If Steve Jobs had gotten his way, that VAIO in your lap could've been running OS X, Apple's operating system. It sounds like fiction, but consider the source: former Sony president Kunitake Ando. The revelation, which stems from an interview Ando gave to Japanese journalist Nobuyuki Hayashi in 2011, highlights the close relationship Jobs reportedly shared with Sony's co-founder Akio Morita -- a relationship that led Jobs to make an exception to Apple's walled off ecosystem. And according to Ando, it was on a 2001 golf trip in Hawaii that Jobs decided to surprise Sony executives with a version of Mac OS X running on a VAIO, four years before the Intel transition was made public.
As we all now know, that Apple/Sony partnership wasn't meant to be. For Sony, the proposal was simply a case of bad timing, as it ran counter to not only the success the VAIO line was experiencing at the time, but also the wishes of its engineering team. After having spent so much time optimizing VAIO for Windows, Ando says Sony's engineering team saw OS X on VAIO as a diversion of resources and were "opposed [to] asking 'if it is worth it'." It was because of these two factors that Sony never pursued the prospect of Mac-compatible VAIOs any further.

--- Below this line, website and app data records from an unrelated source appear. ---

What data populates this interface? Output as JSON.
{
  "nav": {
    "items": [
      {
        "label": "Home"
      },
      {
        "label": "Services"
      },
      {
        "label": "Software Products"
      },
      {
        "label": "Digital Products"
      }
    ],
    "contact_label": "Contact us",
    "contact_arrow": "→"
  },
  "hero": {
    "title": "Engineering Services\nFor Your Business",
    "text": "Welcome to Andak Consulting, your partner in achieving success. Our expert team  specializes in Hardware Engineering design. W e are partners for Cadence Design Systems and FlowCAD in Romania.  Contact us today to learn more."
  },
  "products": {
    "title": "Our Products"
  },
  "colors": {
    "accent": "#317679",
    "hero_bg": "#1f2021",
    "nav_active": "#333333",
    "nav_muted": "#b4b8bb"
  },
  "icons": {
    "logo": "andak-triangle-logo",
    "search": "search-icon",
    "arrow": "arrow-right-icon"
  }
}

While we'll never know the impact Mac-compatible VAIOs would've had on Sony's bottomline today, the news does come at an odd time for the struggling Japanese tech giant. Recently, its VAIO PC division's been surrounded by rumors of a possible sale; rumors Sony isn't exactly dismissing as inaccurate. And with Sony now looking to home entertainment and gaming as two key areas for growth, that potential sale seems right in line with the company's current strategy.